Problem to work on -> If a line of the data below holds the word "JSON", list it.

Web page and app entries

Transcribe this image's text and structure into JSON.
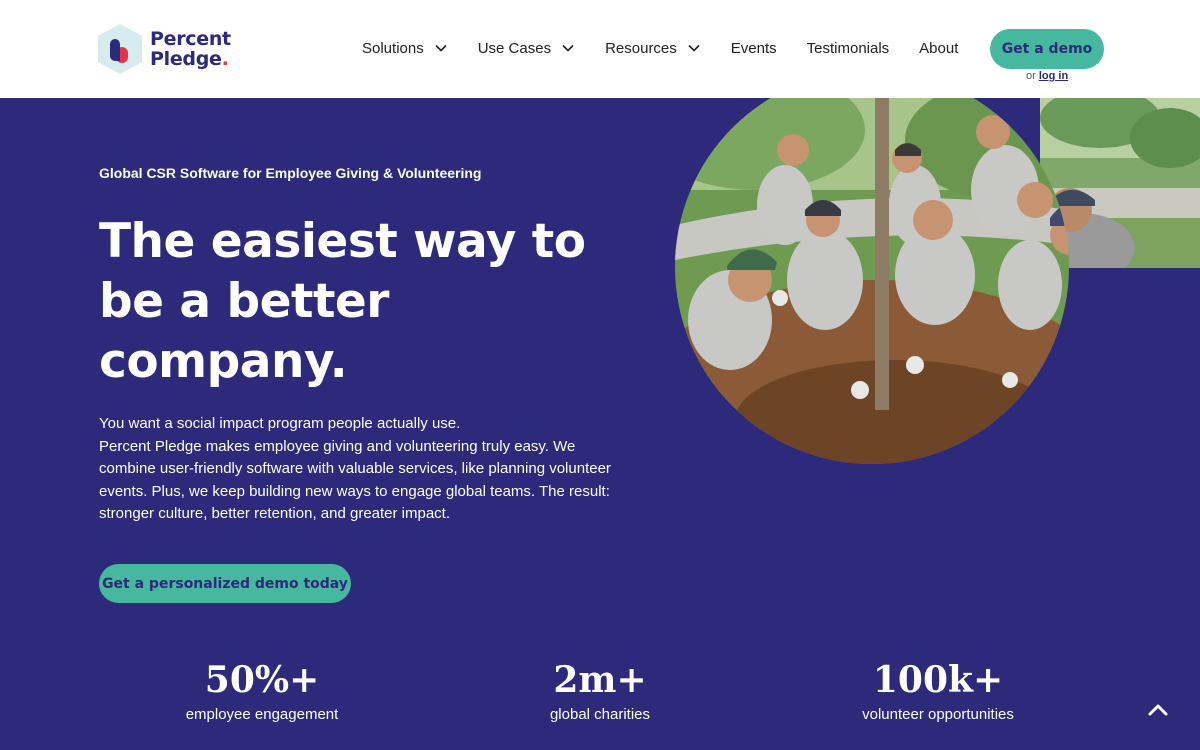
{
  "brand": {
    "name_line1": "Percent",
    "name_line2": "Pledge",
    "dot": "."
  },
  "nav": {
    "items": [
      {
        "label": "Solutions",
        "has_dropdown": true
      },
      {
        "label": "Use Cases",
        "has_dropdown": true
      },
      {
        "label": "Resources",
        "has_dropdown": true
      },
      {
        "label": "Events",
        "has_dropdown": false
      },
      {
        "label": "Testimonials",
        "has_dropdown": false
      },
      {
        "label": "About",
        "has_dropdown": false
      }
    ],
    "cta_label": "Get a demo",
    "login_prefix": "or",
    "login_label": "log in"
  },
  "hero": {
    "eyebrow": "Global CSR Software for Employee Giving & Volunteering",
    "headline_line1": "The easiest way to",
    "headline_line2": "be a better",
    "headline_line3": "company.",
    "desc_line1": "You want a social impact program people actually use.",
    "desc_line2": "Percent Pledge makes employee giving and volunteering truly easy. We combine user-friendly software with valuable services, like planning volunteer events. Plus, we keep building new ways to engage global teams. The result: stronger culture, better retention, and greater impact.",
    "cta_label": "Get a personalized demo today"
  },
  "stats": [
    {
      "value": "50%+",
      "label": "employee engagement"
    },
    {
      "value": "2m+",
      "label": "global charities"
    },
    {
      "value": "100k+",
      "label": "volunteer opportunities"
    }
  ],
  "colors": {
    "primary": "#2d2a7b",
    "accent": "#47b8a0",
    "brand_red": "#e5344a",
    "header_bg": "#ffffff"
  },
  "icons": {
    "dropdown": "chevron-down-icon",
    "scroll_top": "chevron-up-icon"
  }
}
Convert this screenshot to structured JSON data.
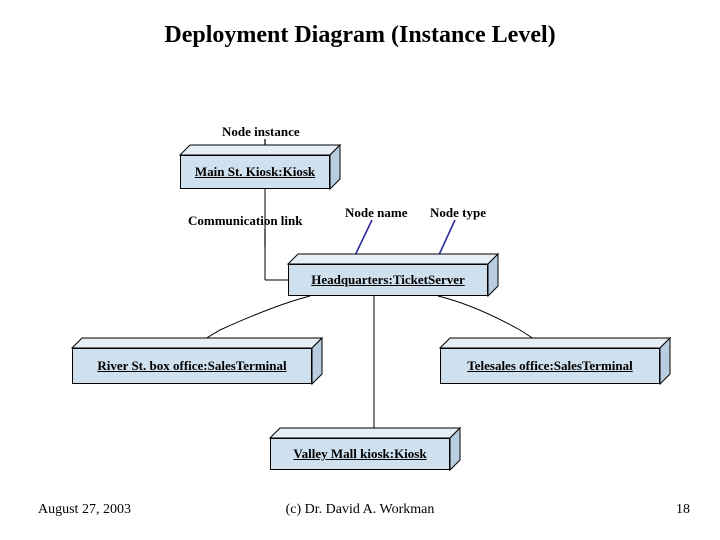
{
  "title": "Deployment Diagram (Instance Level)",
  "labels": {
    "node_instance": "Node instance",
    "communication_link": "Communication link",
    "node_name": "Node name",
    "node_type": "Node type"
  },
  "nodes": {
    "main_kiosk": "Main St. Kiosk:Kiosk",
    "headquarters": "Headquarters:TicketServer",
    "river_office": "River St. box office:SalesTerminal",
    "telesales": "Telesales office:SalesTerminal",
    "valley_mall": "Valley Mall kiosk:Kiosk"
  },
  "footer": {
    "date": "August 27, 2003",
    "copyright": "(c) Dr. David A. Workman",
    "page": "18"
  }
}
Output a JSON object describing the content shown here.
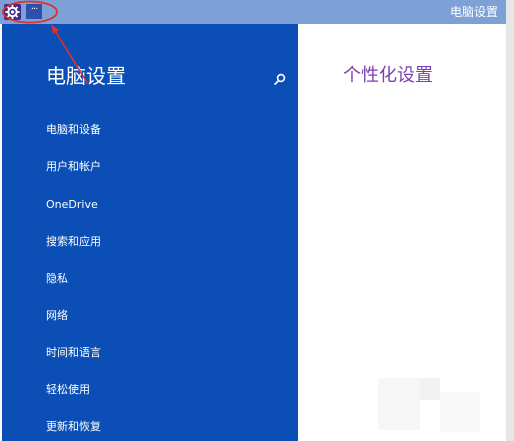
{
  "window": {
    "title": "电脑设置",
    "menu_button_label": "···"
  },
  "sidebar": {
    "title": "电脑设置",
    "items": [
      {
        "label": "电脑和设备"
      },
      {
        "label": "用户和帐户"
      },
      {
        "label": "OneDrive"
      },
      {
        "label": "搜索和应用"
      },
      {
        "label": "隐私"
      },
      {
        "label": "网络"
      },
      {
        "label": "时间和语言"
      },
      {
        "label": "轻松使用"
      },
      {
        "label": "更新和恢复"
      }
    ]
  },
  "main": {
    "title": "个性化设置"
  },
  "icons": {
    "app": "settings-gear-icon",
    "search": "search-icon"
  },
  "colors": {
    "titlebar": "#7da0d6",
    "sidebar": "#0b4fb6",
    "content_title": "#7b3fb0",
    "annotation": "#e0302a"
  }
}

Problem solution ->
Transcribe this image's text and structure into JSON.
Convert this screenshot to structured JSON data.
Output a JSON object describing the content shown here.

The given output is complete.